It’s hard to find filmed theatrical performances! Of course, there’s nothing like being part of a live audience. But when a show is either too expensive or too far away or already ended, it’s nice to know that filmed performances last for us to see. Feel free to comment below with other links or tools you use to watch filmed theatrical performances!
Digital Theatre is amazing for watching shows from across the pond. For a small charge you can rent filmed performances from hot West End tickets and there’s a really wide selection to choose from. I watched last year’s acclaimed production of Merrily We Roll Along, and not only was the show excellent, but the platform was super accessible. Lots of theater companies are featured too, like the RSC, the Menier Chocolate Factory, The Young Vic, and more.
RSC’s Live From Stratford-Upon-Avon broadcasts performances to cinemas around the world. So does Globe On Screen Check their online schedule for participating theaters in your area. DVDs are often released of these tapings.
Okay, honestly, the West End is on their game and Broadway needs to take note. National Theater Live is yet another British-based resource for watching hot West End performances. I’ve seen a number of these productions (Coriolanus, Curious Incident of the Dog in the Night-Time, Frankenstein, Habit of Art) and they’re all pretty awesome. The price of the ticket a bit more expensive than a normal movie ticket (usually $20-25), but it’s so worth it!
Unfortunately PBS is the only legal way that we know of to watch American Broadway productions. Watching fully-staged productions is even harder.

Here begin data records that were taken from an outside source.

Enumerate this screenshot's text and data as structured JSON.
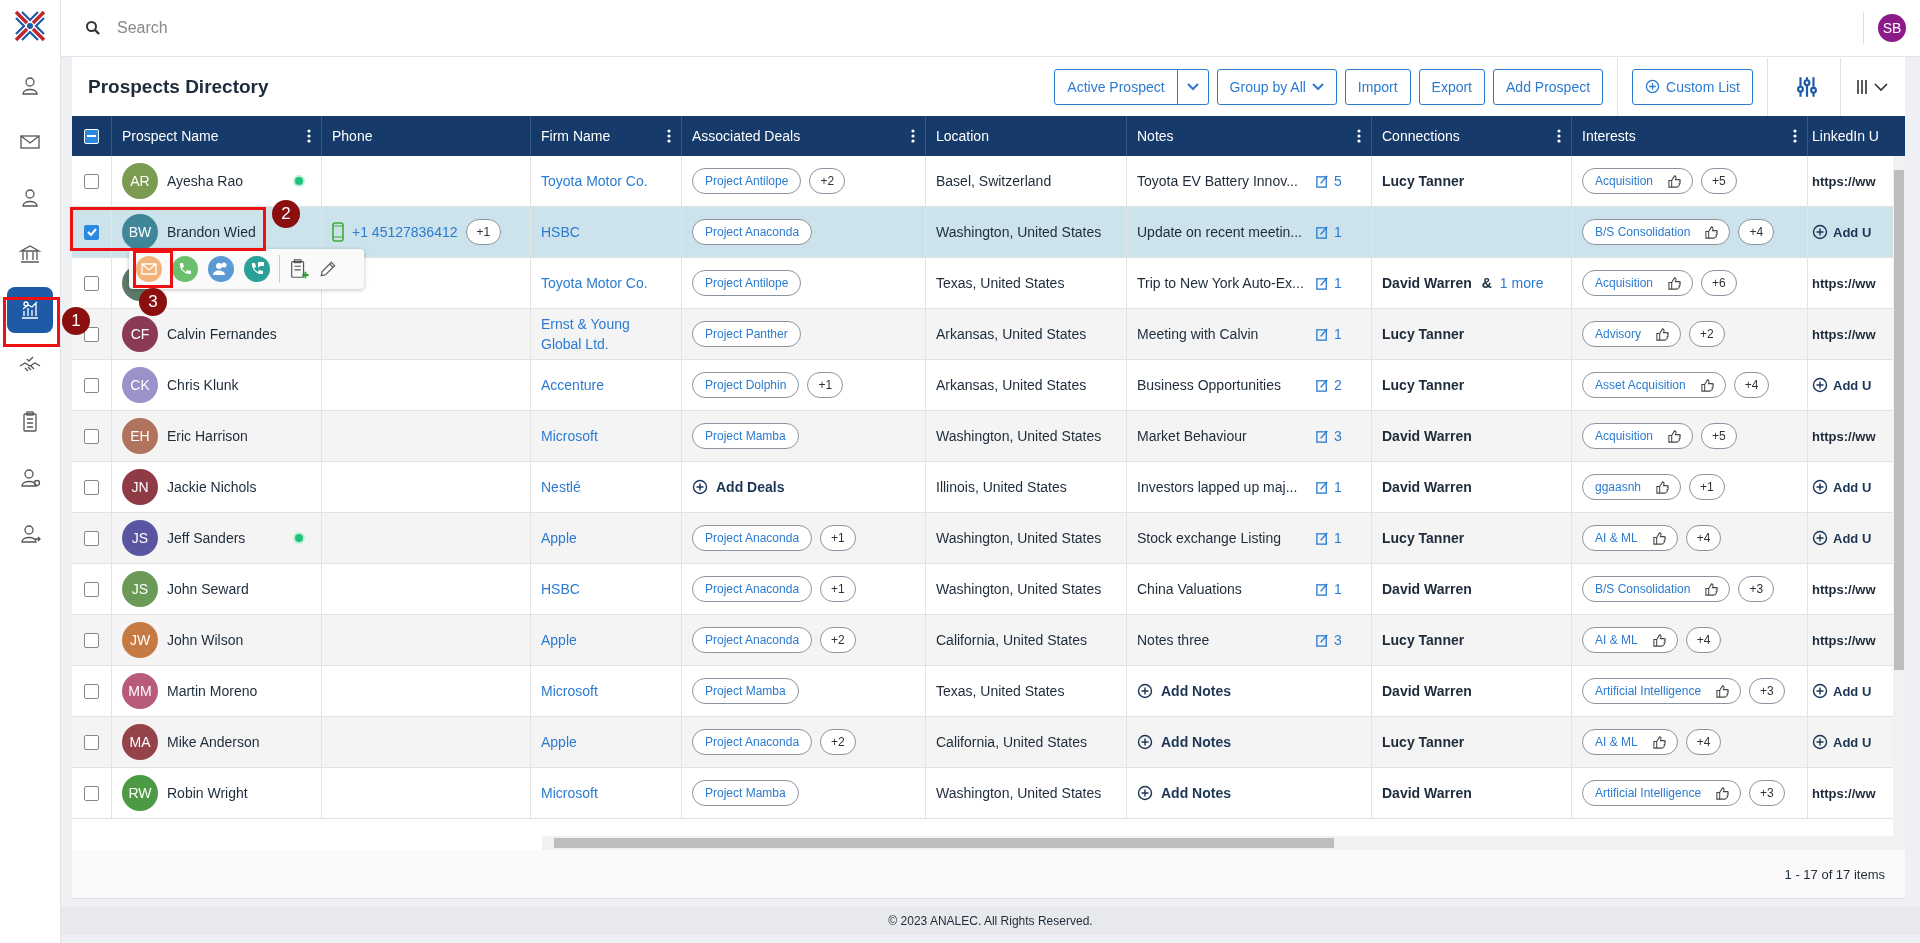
{
  "search": {
    "placeholder": "Search"
  },
  "user": {
    "initials": "SB"
  },
  "sidebar": {
    "items": [
      {
        "kind": "user-gear",
        "selected": false
      },
      {
        "kind": "mail",
        "selected": false
      },
      {
        "kind": "user",
        "selected": false
      },
      {
        "kind": "bank",
        "selected": false
      },
      {
        "kind": "chart",
        "selected": true
      },
      {
        "kind": "handshake",
        "selected": false
      },
      {
        "kind": "clipboard",
        "selected": false
      },
      {
        "kind": "user-settings",
        "selected": false
      },
      {
        "kind": "user-share",
        "selected": false
      }
    ]
  },
  "page": {
    "title": "Prospects Directory"
  },
  "toolbar": [
    {
      "kind": "split",
      "label": "Active Prospect"
    },
    {
      "kind": "dropdown",
      "label": "Group by All"
    },
    {
      "kind": "plain",
      "label": "Import"
    },
    {
      "kind": "plain",
      "label": "Export"
    },
    {
      "kind": "plain",
      "label": "Add Prospect"
    },
    {
      "kind": "add",
      "label": "Custom List"
    },
    {
      "kind": "filter"
    },
    {
      "kind": "columns"
    }
  ],
  "table": {
    "header_partial": true,
    "columns": [
      {
        "label": "Prospect Name",
        "menu": true
      },
      {
        "label": "Phone",
        "menu": false
      },
      {
        "label": "Firm Name",
        "menu": true
      },
      {
        "label": "Associated Deals",
        "menu": true
      },
      {
        "label": "Location",
        "menu": false
      },
      {
        "label": "Notes",
        "menu": true
      },
      {
        "label": "Connections",
        "menu": true
      },
      {
        "label": "Interests",
        "menu": true
      },
      {
        "label": "LinkedIn U",
        "menu": false
      }
    ],
    "rows": [
      {
        "checked": false,
        "initials": "AR",
        "color": "#7b9b50",
        "name": "Ayesha Rao",
        "online": true,
        "firm": "Toyota Motor Co.",
        "deal": "Project Antilope",
        "deal_more": "+2",
        "location": "Basel, Switzerland",
        "note": "Toyota EV Battery Innov...",
        "note_count": "5",
        "connection": "Lucy Tanner",
        "interest": "Acquisition",
        "interest_more": "+5",
        "linkedin": {
          "kind": "url",
          "text": "https://ww"
        }
      },
      {
        "checked": true,
        "initials": "BW",
        "color": "#3f8798",
        "name": "Brandon Wied",
        "online": false,
        "phone": "+1 45127836412",
        "phone_more": "+1",
        "firm": "HSBC",
        "deal": "Project Anaconda",
        "location": "Washington, United States",
        "note": "Update on recent meetin...",
        "note_count": "1",
        "interest": "B/S Consolidation",
        "interest_more": "+4",
        "linkedin": {
          "kind": "add",
          "text": "Add U"
        }
      },
      {
        "checked": false,
        "color": "#5f7a6a",
        "online": false,
        "firm": "Toyota Motor Co.",
        "deal": "Project Antilope",
        "location": "Texas, United States",
        "note": "Trip to New York Auto-Ex...",
        "note_count": "1",
        "connection": "David Warren",
        "connection_more": {
          "joiner": "&",
          "link": "1 more"
        },
        "interest": "Acquisition",
        "interest_more": "+6",
        "linkedin": {
          "kind": "url",
          "text": "https://ww"
        }
      },
      {
        "checked": false,
        "initials": "CF",
        "color": "#8a3a55",
        "name": "Calvin Fernandes",
        "online": false,
        "firm": "Ernst & Young Global Ltd.",
        "deal": "Project Panther",
        "location": "Arkansas, United States",
        "note": "Meeting with Calvin",
        "note_count": "1",
        "connection": "Lucy Tanner",
        "interest": "Advisory",
        "interest_more": "+2",
        "linkedin": {
          "kind": "url",
          "text": "https://ww"
        }
      },
      {
        "checked": false,
        "initials": "CK",
        "color": "#9a92c8",
        "name": "Chris Klunk",
        "online": false,
        "firm": "Accenture",
        "deal": "Project Dolphin",
        "deal_more": "+1",
        "location": "Arkansas, United States",
        "note": "Business Opportunities",
        "note_count": "2",
        "connection": "Lucy Tanner",
        "interest": "Asset Acquisition",
        "interest_more": "+4",
        "linkedin": {
          "kind": "add",
          "text": "Add U"
        }
      },
      {
        "checked": false,
        "initials": "EH",
        "color": "#b0735e",
        "name": "Eric Harrison",
        "online": false,
        "firm": "Microsoft",
        "deal": "Project Mamba",
        "location": "Washington, United States",
        "note": "Market Behaviour",
        "note_count": "3",
        "connection": "David Warren",
        "interest": "Acquisition",
        "interest_more": "+5",
        "linkedin": {
          "kind": "url",
          "text": "https://ww"
        }
      },
      {
        "checked": false,
        "initials": "JN",
        "color": "#8e3b45",
        "name": "Jackie Nichols",
        "online": false,
        "firm": "Nestlé",
        "deal_add": "Add Deals",
        "location": "Illinois, United States",
        "note": "Investors lapped up maj...",
        "note_count": "1",
        "connection": "David Warren",
        "interest": "ggaasnh",
        "interest_more": "+1",
        "linkedin": {
          "kind": "add",
          "text": "Add U"
        }
      },
      {
        "checked": false,
        "initials": "JS",
        "color": "#5a55a0",
        "name": "Jeff Sanders",
        "online": true,
        "firm": "Apple",
        "deal": "Project Anaconda",
        "deal_more": "+1",
        "location": "Washington, United States",
        "note": "Stock exchange Listing",
        "note_count": "1",
        "connection": "Lucy Tanner",
        "interest": "AI & ML",
        "interest_more": "+4",
        "linkedin": {
          "kind": "add",
          "text": "Add U"
        }
      },
      {
        "checked": false,
        "initials": "JS",
        "color": "#6b9a57",
        "name": "John Seward",
        "online": false,
        "firm": "HSBC",
        "deal": "Project Anaconda",
        "deal_more": "+1",
        "location": "Washington, United States",
        "note": "China Valuations",
        "note_count": "1",
        "connection": "David Warren",
        "interest": "B/S Consolidation",
        "interest_more": "+3",
        "linkedin": {
          "kind": "url",
          "text": "https://ww"
        }
      },
      {
        "checked": false,
        "initials": "JW",
        "color": "#c47a42",
        "name": "John Wilson",
        "online": false,
        "firm": "Apple",
        "deal": "Project Anaconda",
        "deal_more": "+2",
        "location": "California, United States",
        "note": "Notes three",
        "note_count": "3",
        "connection": "Lucy Tanner",
        "interest": "AI & ML",
        "interest_more": "+4",
        "linkedin": {
          "kind": "url",
          "text": "https://ww"
        }
      },
      {
        "checked": false,
        "initials": "MM",
        "color": "#b85a7a",
        "name": "Martin Moreno",
        "online": false,
        "firm": "Microsoft",
        "deal": "Project Mamba",
        "location": "Texas, United States",
        "note_add": "Add Notes",
        "connection": "David Warren",
        "interest": "Artificial Intelligence",
        "interest_more": "+3",
        "linkedin": {
          "kind": "add",
          "text": "Add U"
        }
      },
      {
        "checked": false,
        "initials": "MA",
        "color": "#94434a",
        "name": "Mike Anderson",
        "online": false,
        "firm": "Apple",
        "deal": "Project Anaconda",
        "deal_more": "+2",
        "location": "California, United States",
        "note_add": "Add Notes",
        "connection": "Lucy Tanner",
        "interest": "AI & ML",
        "interest_more": "+4",
        "linkedin": {
          "kind": "add",
          "text": "Add U"
        }
      },
      {
        "checked": false,
        "initials": "RW",
        "color": "#4d9a45",
        "name": "Robin Wright",
        "online": false,
        "firm": "Microsoft",
        "deal": "Project Mamba",
        "location": "Washington, United States",
        "note_add": "Add Notes",
        "connection": "David Warren",
        "interest": "Artificial Intelligence",
        "interest_more": "+3",
        "linkedin": {
          "kind": "url",
          "text": "https://ww"
        }
      }
    ]
  },
  "row_actions": [
    {
      "kind": "email"
    },
    {
      "kind": "phone"
    },
    {
      "kind": "contacts"
    },
    {
      "kind": "call"
    },
    {
      "kind": "add-note"
    },
    {
      "kind": "edit"
    }
  ],
  "pagination": {
    "text": "1 - 17 of 17 items"
  },
  "annotations": [
    {
      "label": "1"
    },
    {
      "label": "2"
    },
    {
      "label": "3"
    }
  ],
  "footer": {
    "text": "© 2023 ANALEC. All Rights Reserved."
  }
}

Unless you get a magic pass to the New York Public Performing Arts Library, or you find magic bootlegs on Youtube, or your show gets a magic DVD release (like Passing Strange or Memphis) it’s kind of impossible. New York Philharmonic’s March production of Sweeney Todd with Emma Thompson will be aired on PBS’s Live From Lincoln Center series later this year. Great Performances is also amazing for catching filmed performances, and it looks like PBS is also amping up its digital game– you can now watch tons of recent performances, like Matthew Bourne’s Sleeping Beauty, Sting’s The Last Ship, David Tennant in Hamlet, and about 25 other full episodes (plus many more scenes and clips). Opera lovers have lots more options, since the Met Opera has an On-Demand service.